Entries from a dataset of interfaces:
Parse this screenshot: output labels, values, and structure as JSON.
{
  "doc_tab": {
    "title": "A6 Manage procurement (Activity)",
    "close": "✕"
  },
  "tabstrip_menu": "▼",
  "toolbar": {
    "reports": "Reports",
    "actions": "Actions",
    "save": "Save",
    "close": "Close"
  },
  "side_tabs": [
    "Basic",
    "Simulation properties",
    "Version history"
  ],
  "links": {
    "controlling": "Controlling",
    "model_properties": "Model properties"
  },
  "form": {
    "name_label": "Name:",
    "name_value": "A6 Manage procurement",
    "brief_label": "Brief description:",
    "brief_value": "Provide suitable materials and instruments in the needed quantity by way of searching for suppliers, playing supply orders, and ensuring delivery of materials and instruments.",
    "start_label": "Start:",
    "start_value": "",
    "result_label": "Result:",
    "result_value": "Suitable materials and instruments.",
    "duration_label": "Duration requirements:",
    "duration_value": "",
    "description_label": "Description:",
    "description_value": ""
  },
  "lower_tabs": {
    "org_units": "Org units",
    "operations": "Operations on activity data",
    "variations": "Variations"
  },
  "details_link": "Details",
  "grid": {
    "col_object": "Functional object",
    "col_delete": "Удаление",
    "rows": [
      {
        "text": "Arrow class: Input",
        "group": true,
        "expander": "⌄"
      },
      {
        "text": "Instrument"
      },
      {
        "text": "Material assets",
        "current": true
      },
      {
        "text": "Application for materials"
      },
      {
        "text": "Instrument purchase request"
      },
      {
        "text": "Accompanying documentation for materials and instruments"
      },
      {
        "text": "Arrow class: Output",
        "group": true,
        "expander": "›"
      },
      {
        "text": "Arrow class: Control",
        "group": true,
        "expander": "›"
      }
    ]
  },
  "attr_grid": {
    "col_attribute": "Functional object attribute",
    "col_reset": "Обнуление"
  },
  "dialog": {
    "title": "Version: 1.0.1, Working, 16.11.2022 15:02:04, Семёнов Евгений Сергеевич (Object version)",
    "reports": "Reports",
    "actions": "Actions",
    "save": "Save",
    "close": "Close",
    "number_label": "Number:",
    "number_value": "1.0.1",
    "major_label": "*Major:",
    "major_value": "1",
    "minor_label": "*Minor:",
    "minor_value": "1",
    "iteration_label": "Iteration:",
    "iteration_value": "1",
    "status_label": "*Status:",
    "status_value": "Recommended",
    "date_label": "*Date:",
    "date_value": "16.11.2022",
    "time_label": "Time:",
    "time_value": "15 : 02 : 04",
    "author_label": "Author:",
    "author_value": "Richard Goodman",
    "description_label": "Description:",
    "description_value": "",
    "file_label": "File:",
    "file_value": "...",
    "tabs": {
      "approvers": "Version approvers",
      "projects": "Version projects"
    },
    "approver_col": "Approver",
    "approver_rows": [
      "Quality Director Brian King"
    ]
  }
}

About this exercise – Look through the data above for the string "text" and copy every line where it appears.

Exercise response –
        "text": "Arrow class: Input",
        "text": "Instrument"
        "text": "Material assets",
        "text": "Application for materials"
        "text": "Instrument purchase request"
        "text": "Accompanying documentation for materials and instruments"
        "text": "Arrow class: Output",
        "text": "Arrow class: Control",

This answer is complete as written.